“It’s great to see alternatively fuelled vehicles benefiting from this growth, and government’s acknowledgement of the vital role new-tech diesel will play in its Road to Zero strategy should help more even more motorists benefit from the latest, safest and low emission technology over the coming months,” he added.

Sure Robinson, director of the National Franchised Dealers Association (NFDA) said: “With the introduction of Worldwide Light Vehicles Test Procedure (WLTP) in September, we expect a strong month for new and nearly new sales vehicle sales in August as consumers, will have the opportunity to find good deals in the sector.

“New, compliant diesel cars will remain an appealing choice for new car buyers who regularly drive long distances … We now look forward to a stronger than usual performance next month.”
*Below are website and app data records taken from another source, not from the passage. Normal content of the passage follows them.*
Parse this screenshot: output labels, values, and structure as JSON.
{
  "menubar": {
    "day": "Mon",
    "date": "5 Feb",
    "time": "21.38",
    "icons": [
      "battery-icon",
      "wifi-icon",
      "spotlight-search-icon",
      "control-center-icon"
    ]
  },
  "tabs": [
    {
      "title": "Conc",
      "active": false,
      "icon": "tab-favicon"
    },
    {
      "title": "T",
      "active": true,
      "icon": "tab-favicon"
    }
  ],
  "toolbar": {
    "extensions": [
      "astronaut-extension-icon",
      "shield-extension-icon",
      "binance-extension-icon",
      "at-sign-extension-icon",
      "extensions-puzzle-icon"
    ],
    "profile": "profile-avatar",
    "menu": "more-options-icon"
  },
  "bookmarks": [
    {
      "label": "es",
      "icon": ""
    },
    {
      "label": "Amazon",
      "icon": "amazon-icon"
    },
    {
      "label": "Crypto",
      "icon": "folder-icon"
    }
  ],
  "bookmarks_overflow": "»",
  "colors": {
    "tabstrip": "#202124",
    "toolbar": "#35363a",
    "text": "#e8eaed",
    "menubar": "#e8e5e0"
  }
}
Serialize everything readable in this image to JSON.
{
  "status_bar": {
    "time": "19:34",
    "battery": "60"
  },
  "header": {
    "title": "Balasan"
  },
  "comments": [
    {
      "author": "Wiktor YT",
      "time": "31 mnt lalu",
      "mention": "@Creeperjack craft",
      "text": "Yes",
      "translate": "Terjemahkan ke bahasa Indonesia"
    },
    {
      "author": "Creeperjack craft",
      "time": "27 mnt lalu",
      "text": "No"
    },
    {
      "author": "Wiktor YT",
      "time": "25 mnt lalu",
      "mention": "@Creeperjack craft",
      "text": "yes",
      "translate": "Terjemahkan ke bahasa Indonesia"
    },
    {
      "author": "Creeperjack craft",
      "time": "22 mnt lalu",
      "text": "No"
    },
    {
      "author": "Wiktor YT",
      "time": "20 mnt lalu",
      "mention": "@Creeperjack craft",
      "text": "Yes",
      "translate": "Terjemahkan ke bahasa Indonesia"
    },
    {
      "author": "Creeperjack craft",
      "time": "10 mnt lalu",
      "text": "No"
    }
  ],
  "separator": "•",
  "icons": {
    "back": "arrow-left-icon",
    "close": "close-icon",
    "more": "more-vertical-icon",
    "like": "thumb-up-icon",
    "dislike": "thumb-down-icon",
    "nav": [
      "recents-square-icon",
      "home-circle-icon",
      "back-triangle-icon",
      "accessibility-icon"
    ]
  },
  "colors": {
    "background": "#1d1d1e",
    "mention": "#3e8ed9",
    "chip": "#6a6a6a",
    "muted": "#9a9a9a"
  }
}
Ian Plummer, manufacturer and agency director at Auto Trader, said: “Several manufacturers were selling a large proportion of their July volume on the last day of the month as the pressure to meet monthly targets and the impact of new WLTP regulations combined to give motorists some real bargains.

“Premium brands were better able to weather current market conditions than the volume players who are feeling the impact of lower exchange rates and weaker residual values.

“Some smaller but well positioned brands like Suzuki and SEAT are bucking the trend on the back of refreshed product line-ups, as well as consumer incentives that are both simple and attractive.”